## Aim of the task
Which lines of the entries below hold the word "still"? Report each of them.

## Data provided
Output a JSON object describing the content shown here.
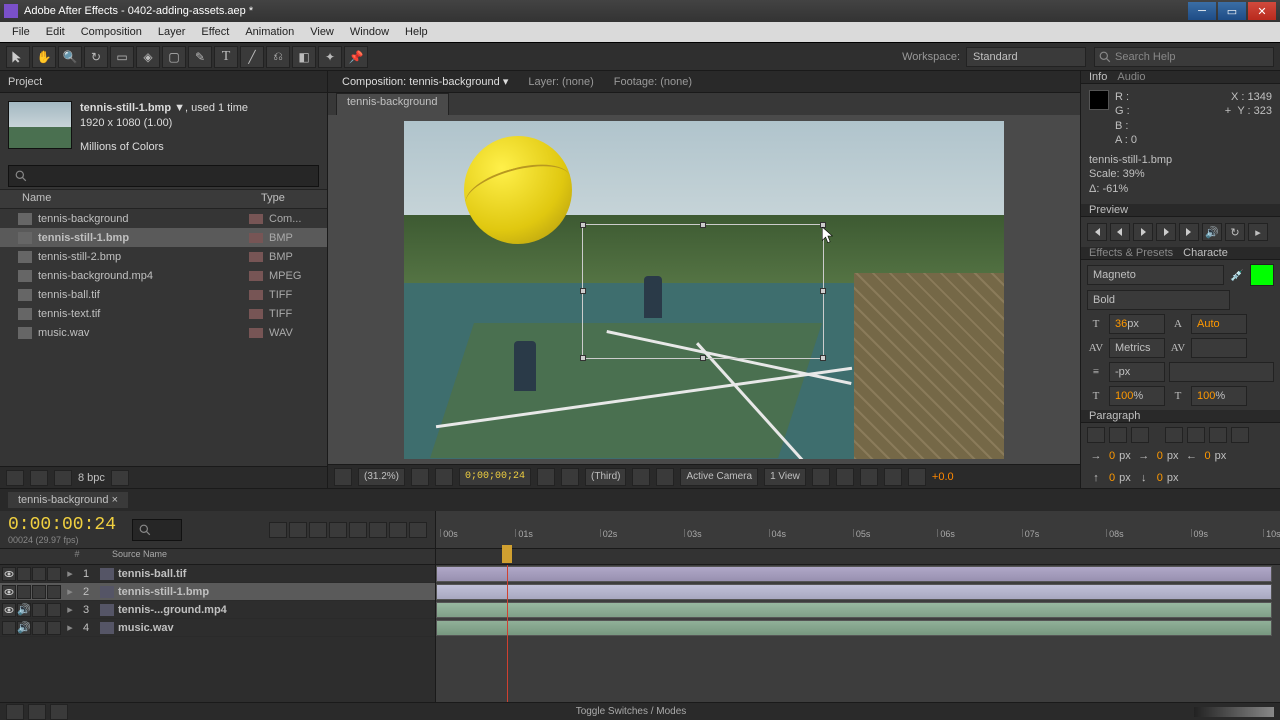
{
  "titlebar": {
    "title": "Adobe After Effects - 0402-adding-assets.aep *"
  },
  "menubar": {
    "items": [
      "File",
      "Edit",
      "Composition",
      "Layer",
      "Effect",
      "Animation",
      "View",
      "Window",
      "Help"
    ]
  },
  "workspace": {
    "label": "Workspace:",
    "selected": "Standard"
  },
  "search": {
    "placeholder": "Search Help"
  },
  "project": {
    "tab": "Project",
    "selected_name": "tennis-still-1.bmp ▼",
    "selected_usage": ", used 1 time",
    "selected_dims": "1920 x 1080 (1.00)",
    "selected_colors": "Millions of Colors",
    "col_name": "Name",
    "col_type": "Type",
    "items": [
      {
        "name": "tennis-background",
        "type": "Com..."
      },
      {
        "name": "tennis-still-1.bmp",
        "type": "BMP",
        "sel": true
      },
      {
        "name": "tennis-still-2.bmp",
        "type": "BMP"
      },
      {
        "name": "tennis-background.mp4",
        "type": "MPEG"
      },
      {
        "name": "tennis-ball.tif",
        "type": "TIFF"
      },
      {
        "name": "tennis-text.tif",
        "type": "TIFF"
      },
      {
        "name": "music.wav",
        "type": "WAV"
      }
    ],
    "bpc": "8 bpc"
  },
  "comp": {
    "header_label": "Composition:",
    "header_name": "tennis-background",
    "layer_label": "Layer: (none)",
    "footage_label": "Footage: (none)",
    "sub_tab": "tennis-background",
    "zoom": "(31.2%)",
    "timecode": "0;00;00;24",
    "quality": "(Third)",
    "camera": "Active Camera",
    "view": "1 View",
    "exposure": "+0.0"
  },
  "info": {
    "tab1": "Info",
    "tab2": "Audio",
    "r": "R :",
    "g": "G :",
    "b": "B :",
    "a": "A :  0",
    "x": "X : 1349",
    "y": "Y : 323",
    "name": "tennis-still-1.bmp",
    "scale": "Scale: 39%",
    "delta": "Δ: -61%"
  },
  "preview": {
    "tab": "Preview"
  },
  "effects": {
    "tab1": "Effects & Presets",
    "tab2": "Characte"
  },
  "char": {
    "font": "Magneto",
    "style": "Bold",
    "size": "36",
    "size_unit": " px",
    "leading": "Auto",
    "kerning": "Metrics",
    "tracking": "",
    "pxunit": "px",
    "scal_h": "100",
    "scal_v": "100",
    "pct": " %"
  },
  "paragraph": {
    "tab": "Paragraph",
    "px_val": "0",
    "px_unit": " px"
  },
  "timeline": {
    "tab": "tennis-background",
    "timecode": "0:00:00:24",
    "sub": "00024 (29.97 fps)",
    "col_num": "#",
    "col_src": "Source Name",
    "ticks": [
      "00s",
      "01s",
      "02s",
      "03s",
      "04s",
      "05s",
      "06s",
      "07s",
      "08s",
      "09s",
      "10s"
    ],
    "layers": [
      {
        "num": "1",
        "name": "tennis-ball.tif",
        "eye": true
      },
      {
        "num": "2",
        "name": "tennis-still-1.bmp",
        "eye": true,
        "sel": true
      },
      {
        "num": "3",
        "name": "tennis-...ground.mp4",
        "eye": true,
        "speaker": true
      },
      {
        "num": "4",
        "name": "music.wav",
        "speaker": true
      }
    ],
    "toggle": "Toggle Switches / Modes"
  }
}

## Task solution
    "selected_name": "tennis-still-1.bmp ▼",
        "name": "tennis-still-1.bmp",
        "name": "tennis-still-2.bmp",
    "name": "tennis-still-1.bmp",
        "name": "tennis-still-1.bmp",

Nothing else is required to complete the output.